Sydney auction results have remained high through lockdown conditions. Since the week starting 28th of June, when a city-wide lockdown was in place, the auction clearance rate has averaged 75.9% through to late August. The volume of properties clearing at auction have averaged 474 per week, which is actually the highest average of weekly auction sales for the period since 2015. 

Melbourne auctions have played out differently since the start of the 6th lockdown across the city. The final auction clearance rate has averaged 59.4% so far through the current lockdown. 

Importantly, the low clearance rate across Melbourne is largely due the portion of properties being withdrawn from auction altogether, amid a relatively high volume of auctions scheduled before lockdowns. From the 5th to the 22nd of August, it is estimated around a third of properties scheduled to go to auction have been ‘withdrawn’, which means the auction has essentially been cancelled (rather than postponed). The property may be listed instead by private treaty, or not be sold. Withdrawn properties are counted as a non-sale, and as such weigh down the clearance rate. 

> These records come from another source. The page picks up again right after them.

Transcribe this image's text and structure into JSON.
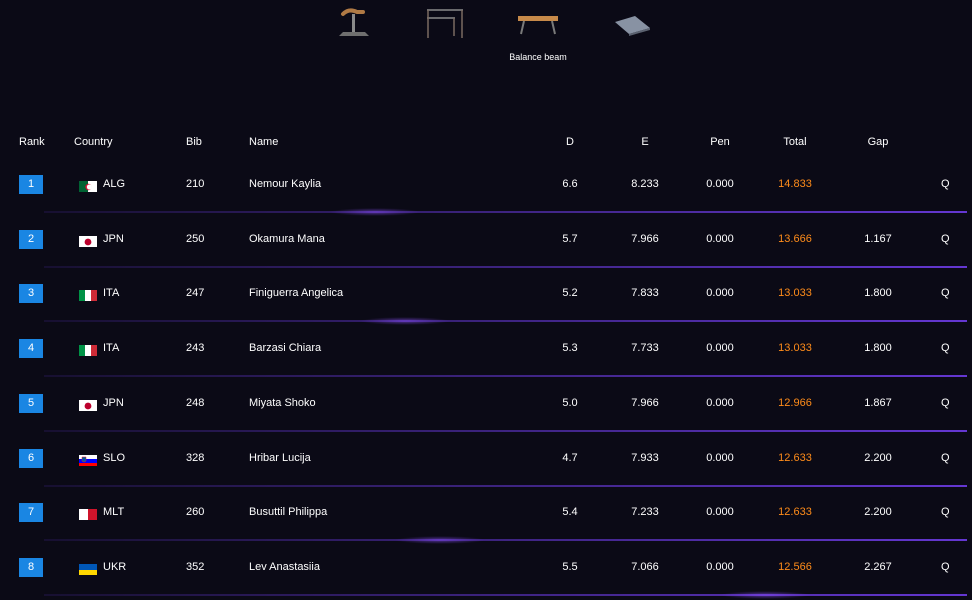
{
  "apparatus": [
    {
      "name": "pommel-horse-icon",
      "label": ""
    },
    {
      "name": "uneven-bars-icon",
      "label": ""
    },
    {
      "name": "balance-beam-icon",
      "label": "Balance beam"
    },
    {
      "name": "floor-icon",
      "label": ""
    }
  ],
  "columns": {
    "rank": "Rank",
    "country": "Country",
    "bib": "Bib",
    "name": "Name",
    "d": "D",
    "e": "E",
    "pen": "Pen",
    "total": "Total",
    "gap": "Gap"
  },
  "rows": [
    {
      "rank": "1",
      "country": "ALG",
      "flag": "alg",
      "bib": "210",
      "name": "Nemour Kaylia",
      "d": "6.6",
      "e": "8.233",
      "pen": "0.000",
      "total": "14.833",
      "gap": "",
      "q": "Q"
    },
    {
      "rank": "2",
      "country": "JPN",
      "flag": "jpn",
      "bib": "250",
      "name": "Okamura Mana",
      "d": "5.7",
      "e": "7.966",
      "pen": "0.000",
      "total": "13.666",
      "gap": "1.167",
      "q": "Q"
    },
    {
      "rank": "3",
      "country": "ITA",
      "flag": "ita",
      "bib": "247",
      "name": "Finiguerra Angelica",
      "d": "5.2",
      "e": "7.833",
      "pen": "0.000",
      "total": "13.033",
      "gap": "1.800",
      "q": "Q"
    },
    {
      "rank": "4",
      "country": "ITA",
      "flag": "ita",
      "bib": "243",
      "name": "Barzasi Chiara",
      "d": "5.3",
      "e": "7.733",
      "pen": "0.000",
      "total": "13.033",
      "gap": "1.800",
      "q": "Q"
    },
    {
      "rank": "5",
      "country": "JPN",
      "flag": "jpn",
      "bib": "248",
      "name": "Miyata Shoko",
      "d": "5.0",
      "e": "7.966",
      "pen": "0.000",
      "total": "12.966",
      "gap": "1.867",
      "q": "Q"
    },
    {
      "rank": "6",
      "country": "SLO",
      "flag": "slo",
      "bib": "328",
      "name": "Hribar Lucija",
      "d": "4.7",
      "e": "7.933",
      "pen": "0.000",
      "total": "12.633",
      "gap": "2.200",
      "q": "Q"
    },
    {
      "rank": "7",
      "country": "MLT",
      "flag": "mlt",
      "bib": "260",
      "name": "Busuttil Philippa",
      "d": "5.4",
      "e": "7.233",
      "pen": "0.000",
      "total": "12.633",
      "gap": "2.200",
      "q": "Q"
    },
    {
      "rank": "8",
      "country": "UKR",
      "flag": "ukr",
      "bib": "352",
      "name": "Lev Anastasiia",
      "d": "5.5",
      "e": "7.066",
      "pen": "0.000",
      "total": "12.566",
      "gap": "2.267",
      "q": "Q"
    }
  ],
  "colors": {
    "accent": "#1a86e3",
    "total": "#ff8c1a",
    "background": "#0b0a16",
    "divider": "#6e3ce6"
  }
}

It is important not to dismiss the portion of auctions withdrawn as merely ‘distorting’ the clearance rate, because it does reflect a loss in demand and vendor confidence. Part of the reason rates of withdrawn auctions may be higher across Melbourne is because private physical property inspections had been prohibited, which was not the case across Sydney. 

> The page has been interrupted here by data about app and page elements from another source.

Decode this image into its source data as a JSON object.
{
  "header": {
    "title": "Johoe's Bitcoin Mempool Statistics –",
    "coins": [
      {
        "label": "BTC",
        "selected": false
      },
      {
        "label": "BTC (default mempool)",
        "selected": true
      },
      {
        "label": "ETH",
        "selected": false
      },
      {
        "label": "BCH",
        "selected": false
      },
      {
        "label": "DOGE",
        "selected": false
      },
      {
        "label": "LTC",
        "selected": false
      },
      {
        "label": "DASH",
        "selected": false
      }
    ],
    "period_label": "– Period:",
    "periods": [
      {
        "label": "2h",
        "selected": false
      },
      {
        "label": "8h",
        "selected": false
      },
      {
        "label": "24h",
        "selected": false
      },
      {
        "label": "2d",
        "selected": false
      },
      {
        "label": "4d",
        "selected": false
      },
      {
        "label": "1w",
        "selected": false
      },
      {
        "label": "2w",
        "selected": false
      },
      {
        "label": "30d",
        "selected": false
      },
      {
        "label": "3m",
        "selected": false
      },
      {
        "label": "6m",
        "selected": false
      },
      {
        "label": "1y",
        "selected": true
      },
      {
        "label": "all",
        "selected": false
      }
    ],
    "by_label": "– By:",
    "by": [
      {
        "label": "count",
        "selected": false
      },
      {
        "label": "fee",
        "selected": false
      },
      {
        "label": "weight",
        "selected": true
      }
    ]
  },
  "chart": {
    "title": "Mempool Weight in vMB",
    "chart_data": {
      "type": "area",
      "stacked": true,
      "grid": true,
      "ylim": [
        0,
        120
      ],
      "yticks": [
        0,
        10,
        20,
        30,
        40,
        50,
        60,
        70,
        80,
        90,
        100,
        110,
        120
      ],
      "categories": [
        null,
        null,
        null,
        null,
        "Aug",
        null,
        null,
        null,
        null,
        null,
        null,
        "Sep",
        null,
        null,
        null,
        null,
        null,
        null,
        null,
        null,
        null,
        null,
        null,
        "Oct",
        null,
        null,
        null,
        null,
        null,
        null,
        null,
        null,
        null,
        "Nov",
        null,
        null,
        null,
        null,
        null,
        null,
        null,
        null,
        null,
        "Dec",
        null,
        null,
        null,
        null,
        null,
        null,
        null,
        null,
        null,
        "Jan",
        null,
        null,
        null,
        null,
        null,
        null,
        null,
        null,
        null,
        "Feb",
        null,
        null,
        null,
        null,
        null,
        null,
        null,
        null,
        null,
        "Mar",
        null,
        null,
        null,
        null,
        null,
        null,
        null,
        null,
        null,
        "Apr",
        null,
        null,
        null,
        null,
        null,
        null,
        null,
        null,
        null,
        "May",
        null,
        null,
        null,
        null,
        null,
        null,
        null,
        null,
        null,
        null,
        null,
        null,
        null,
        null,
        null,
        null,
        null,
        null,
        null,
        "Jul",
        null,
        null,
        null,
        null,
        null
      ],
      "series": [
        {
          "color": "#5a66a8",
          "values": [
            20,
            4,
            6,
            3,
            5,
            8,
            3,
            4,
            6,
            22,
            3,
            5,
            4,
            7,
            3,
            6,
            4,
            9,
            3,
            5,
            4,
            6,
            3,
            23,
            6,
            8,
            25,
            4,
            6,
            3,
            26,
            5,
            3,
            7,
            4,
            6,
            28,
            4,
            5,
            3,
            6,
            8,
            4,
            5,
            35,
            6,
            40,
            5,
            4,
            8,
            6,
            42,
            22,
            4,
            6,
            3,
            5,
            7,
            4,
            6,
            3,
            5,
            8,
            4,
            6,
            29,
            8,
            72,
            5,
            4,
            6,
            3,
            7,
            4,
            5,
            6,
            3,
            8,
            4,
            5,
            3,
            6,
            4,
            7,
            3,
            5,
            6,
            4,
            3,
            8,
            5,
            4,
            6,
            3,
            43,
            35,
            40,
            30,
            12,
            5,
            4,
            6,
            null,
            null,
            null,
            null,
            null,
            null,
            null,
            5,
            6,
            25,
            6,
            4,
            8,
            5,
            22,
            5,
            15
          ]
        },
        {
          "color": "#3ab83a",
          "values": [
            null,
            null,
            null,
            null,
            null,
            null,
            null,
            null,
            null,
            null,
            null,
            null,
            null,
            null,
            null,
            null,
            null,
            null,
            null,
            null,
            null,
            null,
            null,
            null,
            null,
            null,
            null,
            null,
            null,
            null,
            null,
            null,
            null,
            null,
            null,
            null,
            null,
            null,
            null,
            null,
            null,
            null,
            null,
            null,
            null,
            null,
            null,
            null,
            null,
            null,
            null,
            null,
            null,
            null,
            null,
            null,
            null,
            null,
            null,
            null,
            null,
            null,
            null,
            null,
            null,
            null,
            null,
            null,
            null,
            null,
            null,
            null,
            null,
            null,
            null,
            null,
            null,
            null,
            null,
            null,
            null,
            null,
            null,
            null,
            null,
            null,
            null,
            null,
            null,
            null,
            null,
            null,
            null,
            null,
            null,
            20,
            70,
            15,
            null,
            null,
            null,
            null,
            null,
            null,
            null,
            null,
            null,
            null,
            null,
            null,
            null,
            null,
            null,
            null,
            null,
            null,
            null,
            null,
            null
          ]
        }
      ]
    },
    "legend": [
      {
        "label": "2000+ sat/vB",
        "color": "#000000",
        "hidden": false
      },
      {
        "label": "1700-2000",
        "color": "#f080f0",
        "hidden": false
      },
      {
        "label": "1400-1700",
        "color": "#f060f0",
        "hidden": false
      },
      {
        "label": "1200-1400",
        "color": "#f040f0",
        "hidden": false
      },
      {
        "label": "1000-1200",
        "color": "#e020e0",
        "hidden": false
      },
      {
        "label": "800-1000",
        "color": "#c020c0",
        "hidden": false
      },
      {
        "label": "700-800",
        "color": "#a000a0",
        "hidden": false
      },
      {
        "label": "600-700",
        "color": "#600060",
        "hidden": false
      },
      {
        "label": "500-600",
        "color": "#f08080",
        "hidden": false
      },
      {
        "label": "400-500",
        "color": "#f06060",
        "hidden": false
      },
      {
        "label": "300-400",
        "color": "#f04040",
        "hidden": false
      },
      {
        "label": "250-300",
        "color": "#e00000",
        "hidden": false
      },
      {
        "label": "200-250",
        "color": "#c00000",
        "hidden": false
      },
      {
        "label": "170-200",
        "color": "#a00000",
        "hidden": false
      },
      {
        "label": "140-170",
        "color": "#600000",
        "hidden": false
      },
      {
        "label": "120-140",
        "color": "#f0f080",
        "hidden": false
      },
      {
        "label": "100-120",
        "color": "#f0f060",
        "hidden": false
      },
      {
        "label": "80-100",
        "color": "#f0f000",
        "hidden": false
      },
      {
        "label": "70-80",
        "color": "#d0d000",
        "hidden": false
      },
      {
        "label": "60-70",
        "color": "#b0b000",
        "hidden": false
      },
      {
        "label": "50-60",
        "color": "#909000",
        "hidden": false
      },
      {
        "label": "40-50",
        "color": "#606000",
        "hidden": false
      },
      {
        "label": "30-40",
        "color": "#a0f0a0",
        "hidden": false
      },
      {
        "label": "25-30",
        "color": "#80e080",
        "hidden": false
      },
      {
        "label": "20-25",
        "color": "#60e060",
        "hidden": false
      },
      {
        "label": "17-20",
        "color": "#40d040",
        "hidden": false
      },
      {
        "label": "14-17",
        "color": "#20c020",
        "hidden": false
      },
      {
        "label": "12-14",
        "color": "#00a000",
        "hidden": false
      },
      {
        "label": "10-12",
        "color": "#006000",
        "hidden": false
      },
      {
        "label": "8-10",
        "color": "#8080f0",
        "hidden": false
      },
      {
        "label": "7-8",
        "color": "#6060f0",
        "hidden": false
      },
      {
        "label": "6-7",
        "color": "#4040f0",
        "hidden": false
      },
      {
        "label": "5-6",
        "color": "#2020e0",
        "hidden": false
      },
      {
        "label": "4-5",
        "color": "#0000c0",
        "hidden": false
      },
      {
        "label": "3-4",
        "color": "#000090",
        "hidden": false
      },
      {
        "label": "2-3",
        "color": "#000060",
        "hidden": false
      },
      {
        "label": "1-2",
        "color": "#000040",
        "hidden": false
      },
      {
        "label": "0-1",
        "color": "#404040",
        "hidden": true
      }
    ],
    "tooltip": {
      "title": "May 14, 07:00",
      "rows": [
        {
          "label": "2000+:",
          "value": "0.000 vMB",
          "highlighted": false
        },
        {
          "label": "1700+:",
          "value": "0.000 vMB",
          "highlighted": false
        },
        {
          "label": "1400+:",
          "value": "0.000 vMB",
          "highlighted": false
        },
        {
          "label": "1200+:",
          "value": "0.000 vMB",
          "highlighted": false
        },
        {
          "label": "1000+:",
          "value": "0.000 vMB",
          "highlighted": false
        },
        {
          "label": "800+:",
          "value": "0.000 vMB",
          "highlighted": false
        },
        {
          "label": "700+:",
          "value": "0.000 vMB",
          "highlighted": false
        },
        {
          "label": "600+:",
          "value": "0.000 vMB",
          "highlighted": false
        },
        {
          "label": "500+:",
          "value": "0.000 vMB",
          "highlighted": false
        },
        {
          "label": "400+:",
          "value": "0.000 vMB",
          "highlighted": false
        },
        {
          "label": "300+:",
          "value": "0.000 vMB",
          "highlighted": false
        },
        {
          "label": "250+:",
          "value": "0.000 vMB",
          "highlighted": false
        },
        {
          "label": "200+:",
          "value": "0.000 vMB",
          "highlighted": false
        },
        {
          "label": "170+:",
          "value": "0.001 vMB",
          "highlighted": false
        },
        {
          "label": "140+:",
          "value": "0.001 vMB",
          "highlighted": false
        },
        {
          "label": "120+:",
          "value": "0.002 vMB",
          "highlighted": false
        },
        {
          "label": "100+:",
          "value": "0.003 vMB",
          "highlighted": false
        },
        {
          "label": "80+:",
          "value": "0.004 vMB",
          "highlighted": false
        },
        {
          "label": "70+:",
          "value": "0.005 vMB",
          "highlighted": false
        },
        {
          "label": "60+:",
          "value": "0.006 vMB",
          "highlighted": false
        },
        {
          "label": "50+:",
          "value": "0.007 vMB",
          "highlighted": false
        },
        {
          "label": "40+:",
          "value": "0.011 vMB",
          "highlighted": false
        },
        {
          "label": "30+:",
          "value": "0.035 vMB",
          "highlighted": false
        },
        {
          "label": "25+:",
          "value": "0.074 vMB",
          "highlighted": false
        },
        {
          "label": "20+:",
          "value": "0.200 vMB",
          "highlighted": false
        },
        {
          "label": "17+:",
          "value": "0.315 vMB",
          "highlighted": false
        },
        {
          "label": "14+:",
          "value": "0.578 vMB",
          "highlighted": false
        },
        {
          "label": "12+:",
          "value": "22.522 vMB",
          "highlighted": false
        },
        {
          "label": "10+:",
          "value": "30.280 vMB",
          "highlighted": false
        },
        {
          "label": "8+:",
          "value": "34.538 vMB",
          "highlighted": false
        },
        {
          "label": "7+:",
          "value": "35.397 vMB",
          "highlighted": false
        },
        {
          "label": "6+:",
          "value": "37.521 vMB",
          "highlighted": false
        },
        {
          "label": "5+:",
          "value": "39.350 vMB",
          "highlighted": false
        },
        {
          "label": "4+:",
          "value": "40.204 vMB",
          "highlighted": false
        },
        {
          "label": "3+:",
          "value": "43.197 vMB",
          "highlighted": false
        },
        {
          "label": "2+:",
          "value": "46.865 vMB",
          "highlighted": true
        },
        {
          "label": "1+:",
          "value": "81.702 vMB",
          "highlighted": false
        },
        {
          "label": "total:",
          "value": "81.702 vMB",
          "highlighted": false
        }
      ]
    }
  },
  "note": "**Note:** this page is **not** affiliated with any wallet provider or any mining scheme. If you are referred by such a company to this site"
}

However, when looking at just the number of properties sold at auction each week, there have actually been a higher number of successful auction results across Melbourne than in Sydney for eight of the past nine weeks.